montymops Sat 31-Oct-20 10:58:53

I agree with a lot of what has been said. It seems that she has lost the ability to distinguish between fact and fiction, sense and nonsense, the rational and irrational- but what to do? Could be the start of dementia or the strange times we are living through- just as others have said. It may have to be allowed to get worse before you can actually do anything - very sad - I feel for you all.

Nitpick48 Sat 31-Oct-20 10:59:45

I was talking to my husband about this the other day (my daughter is a bit like this with the conspiracy theories) and I’ve come to realise it is a way to cope with what we can’t control, and what we have no frame of reference for. That is, a deadly virus sweeping the world and killing us. Far better to blame a conspiracy conspiracy because it’s safer. So if someone is rattling off about conspiracy theories I’ve learned not to try and rationalise with them, because being rational doesn’t help. I just smile and nod in sympathy then change the subject. You can’t argue with people who feel like this, they can cope with conspiracies, they can’t cope with deadly viruses. Anyone else think like me?

justwokeup Sat 31-Oct-20 11:09:44

Maybe she has a different health issue - an extreme thyroid condition can cause obsessive behaviour. Is she managing at work? Only her immediate family can encourage her to seek help and sadly it often comes to some kind of ultimatum before that happens. I think you can only keep in touch and be ready to listen if needed and you’re already doing that. What a horrible year, I am very sorry for your worry.

fluttERBY123 Sat 31-Oct-20 11:13:32
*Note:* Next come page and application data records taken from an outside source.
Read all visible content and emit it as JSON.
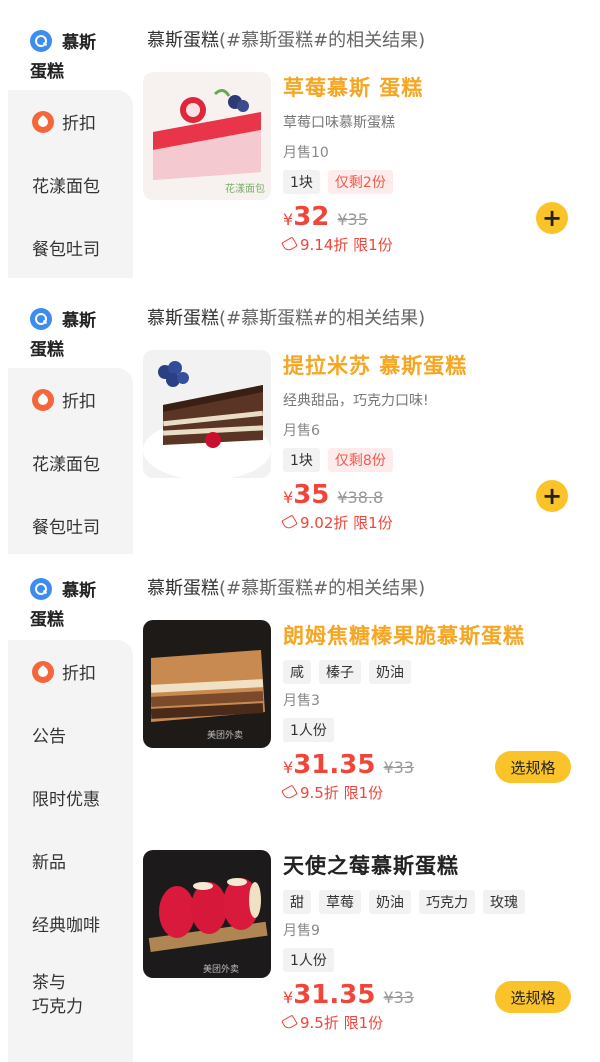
{
  "sidebar_active": {
    "line1": "慕斯",
    "line2": "蛋糕"
  },
  "section_title": {
    "main": "慕斯蛋糕",
    "sub": "(#慕斯蛋糕#的相关结果)"
  },
  "panel1": {
    "sidebar": [
      "折扣",
      "花漾面包",
      "餐包吐司"
    ],
    "product": {
      "name": "草莓慕斯 蛋糕",
      "desc": "草莓口味慕斯蛋糕",
      "sold": "月售10",
      "tags": [
        "1块",
        "仅剩2份"
      ],
      "yen": "¥",
      "price": "32",
      "orig": "¥35",
      "discount": "9.14折 限1份",
      "action": "+"
    }
  },
  "panel2": {
    "sidebar": [
      "折扣",
      "花漾面包",
      "餐包吐司"
    ],
    "product": {
      "name": "提拉米苏 慕斯蛋糕",
      "desc": "经典甜品，巧克力口味!",
      "sold": "月售6",
      "tags": [
        "1块",
        "仅剩8份"
      ],
      "yen": "¥",
      "price": "35",
      "orig": "¥38.8",
      "discount": "9.02折 限1份",
      "action": "+"
    }
  },
  "panel3": {
    "sidebar": [
      "折扣",
      "公告",
      "限时优惠",
      "新品",
      "经典咖啡",
      "茶与\n巧克力"
    ],
    "products": [
      {
        "name": "朗姆焦糖榛果脆慕斯蛋糕",
        "flavors": [
          "咸",
          "榛子",
          "奶油"
        ],
        "sold": "月售3",
        "tags": [
          "1人份"
        ],
        "yen": "¥",
        "price": "31.35",
        "orig": "¥33",
        "discount": "9.5折 限1份",
        "action": "选规格"
      },
      {
        "name": "天使之莓慕斯蛋糕",
        "flavors": [
          "甜",
          "草莓",
          "奶油",
          "巧克力",
          "玫瑰"
        ],
        "sold": "月售9",
        "tags": [
          "1人份"
        ],
        "yen": "¥",
        "price": "31.35",
        "orig": "¥33",
        "discount": "9.5折 限1份",
        "action": "选规格"
      }
    ]
  },
  "image_watermark": "美团外卖",
  "colors": {
    "accent": "#fbc32a",
    "title_orange": "#f5a623",
    "price_red": "#f2453a",
    "search_blue": "#3b8ef0",
    "discount_orange": "#f5663a"
  }
}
Snap! I have the same problem with my son. He just won't talk about everyday things and gets angry when we won't listen to his rants. One agony uncle I read said in a reply you might as well try to talk to an islamic extremist. He offered no solution really.

jennymolly Sat 31-Oct-20 11:13:43

I have a friend like this. Any new conspiracy theories that crop up she's onto them. I tend to glaze over if she starts and this stops her with me. She in my view has underlying mental health issues as she had a traumatic childhood and early adulthood. I haven't seen it heard from her since lockdown mainly from my side because I don't want to have to cope with her crackpot (in my view) theories.

Kamiso Sat 31-Oct-20 11:25:25

Conspiracy theories have started to dominate any number of forums. Some could be possible and others beyond rationality with the “facts” getting wilder and wilder as they gather pace. If you question the posts in any way it leads to a deluge of hostile replies so best to ignore but that then seems to confirm the “facts” in their minds.

She may be calmer once the US election is decided one way or another. There is so much uncertainty and that helps the wilder conspiracy theorists to thrive to the detriment of gentle people like your sister.

All you can do is to continue to support her and her partner. Has she seen her doctor yet? If it is Alzheimer’s there is medication that can delay the onset of some forms but it needs to start as soon as possible. If she doesn’t want to see the doctor perhaps a phone call might be a starting point to see what they suggest.

Alexa Sat 31-Oct-20 11:28:59

Conspiracy theories are interesting as narratives and also as political manoevres.

If you could discuss the nature of probability with your interesting sister you might find common ground. Probability is the means to reasonable beliefs.

Alexa Sat 31-Oct-20 11:32:28

PS also discuss the danger of being gullible together with who is the most likely to be trustworthy. And the value of scepticism.

Naturally it can be annoyingly frustrating when close friends or relatives cannot think outside the conventional box.